Directions: Filter the lines below, keeping each one that holds "JSON".

Segment Open

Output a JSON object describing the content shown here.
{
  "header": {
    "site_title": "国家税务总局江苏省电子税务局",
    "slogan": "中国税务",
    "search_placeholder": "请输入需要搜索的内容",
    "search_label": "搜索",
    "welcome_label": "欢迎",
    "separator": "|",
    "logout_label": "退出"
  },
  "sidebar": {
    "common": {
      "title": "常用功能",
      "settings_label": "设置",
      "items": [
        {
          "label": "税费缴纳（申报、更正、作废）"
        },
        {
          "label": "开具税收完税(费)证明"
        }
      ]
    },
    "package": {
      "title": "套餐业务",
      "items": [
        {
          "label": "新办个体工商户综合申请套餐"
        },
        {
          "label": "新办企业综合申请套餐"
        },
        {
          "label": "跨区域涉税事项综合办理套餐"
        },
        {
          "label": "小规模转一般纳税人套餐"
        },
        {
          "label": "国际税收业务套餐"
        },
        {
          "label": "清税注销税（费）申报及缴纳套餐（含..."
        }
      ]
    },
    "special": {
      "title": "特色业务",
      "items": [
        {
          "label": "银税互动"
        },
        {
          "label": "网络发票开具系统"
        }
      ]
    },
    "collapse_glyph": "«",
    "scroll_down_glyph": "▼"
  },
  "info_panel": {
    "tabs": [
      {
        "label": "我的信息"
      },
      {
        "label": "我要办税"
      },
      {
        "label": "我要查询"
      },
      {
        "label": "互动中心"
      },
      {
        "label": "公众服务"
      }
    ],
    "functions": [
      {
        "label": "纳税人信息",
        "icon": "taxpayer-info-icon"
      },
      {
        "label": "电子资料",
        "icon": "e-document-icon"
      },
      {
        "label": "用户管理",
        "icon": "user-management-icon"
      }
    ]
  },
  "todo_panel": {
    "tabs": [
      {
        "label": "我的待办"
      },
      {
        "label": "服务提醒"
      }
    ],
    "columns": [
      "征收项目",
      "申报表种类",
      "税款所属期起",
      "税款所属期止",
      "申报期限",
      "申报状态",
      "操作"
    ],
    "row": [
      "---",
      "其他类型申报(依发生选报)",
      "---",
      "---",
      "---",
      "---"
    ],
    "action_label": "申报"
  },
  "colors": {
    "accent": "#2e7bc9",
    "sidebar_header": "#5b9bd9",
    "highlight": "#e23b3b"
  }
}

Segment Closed
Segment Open

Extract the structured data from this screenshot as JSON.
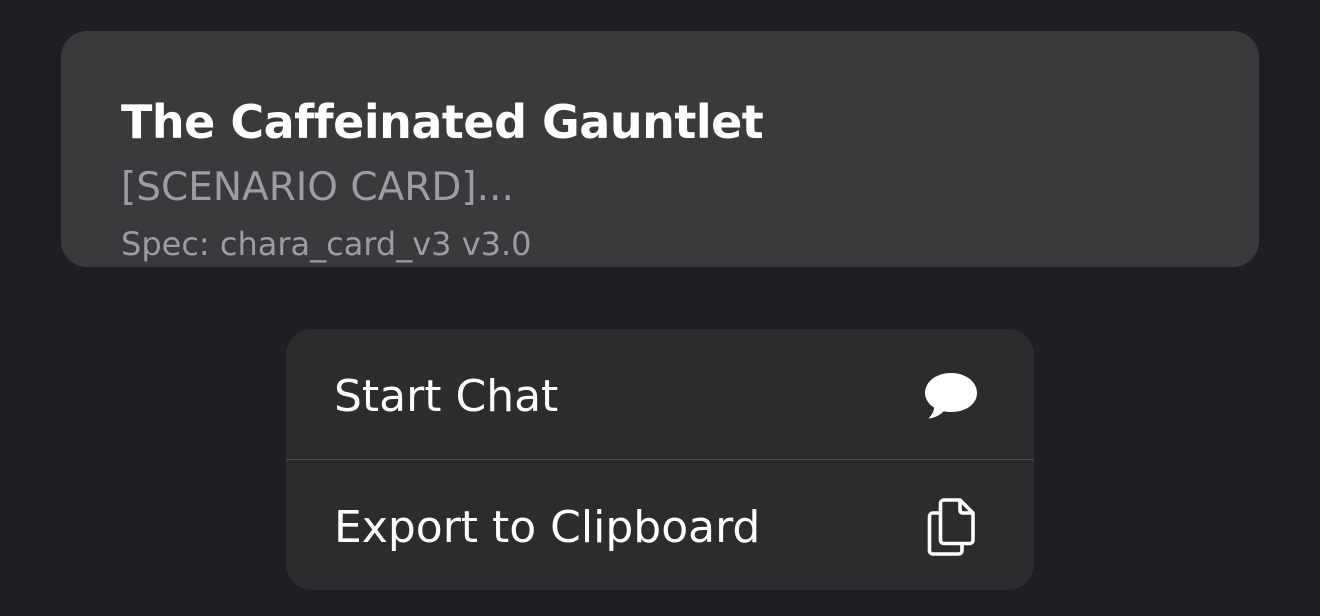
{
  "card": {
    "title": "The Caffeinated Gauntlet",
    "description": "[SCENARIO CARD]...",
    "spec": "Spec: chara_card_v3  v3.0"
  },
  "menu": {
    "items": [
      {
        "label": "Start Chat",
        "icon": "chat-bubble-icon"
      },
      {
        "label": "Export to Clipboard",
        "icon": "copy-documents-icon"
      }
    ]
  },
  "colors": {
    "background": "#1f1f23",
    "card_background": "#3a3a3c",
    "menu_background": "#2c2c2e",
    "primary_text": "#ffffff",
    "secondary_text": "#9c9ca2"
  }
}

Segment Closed

Result of this task:
Output a JSON object describing the content shown here.
Extract the structured data from this screenshot as JSON.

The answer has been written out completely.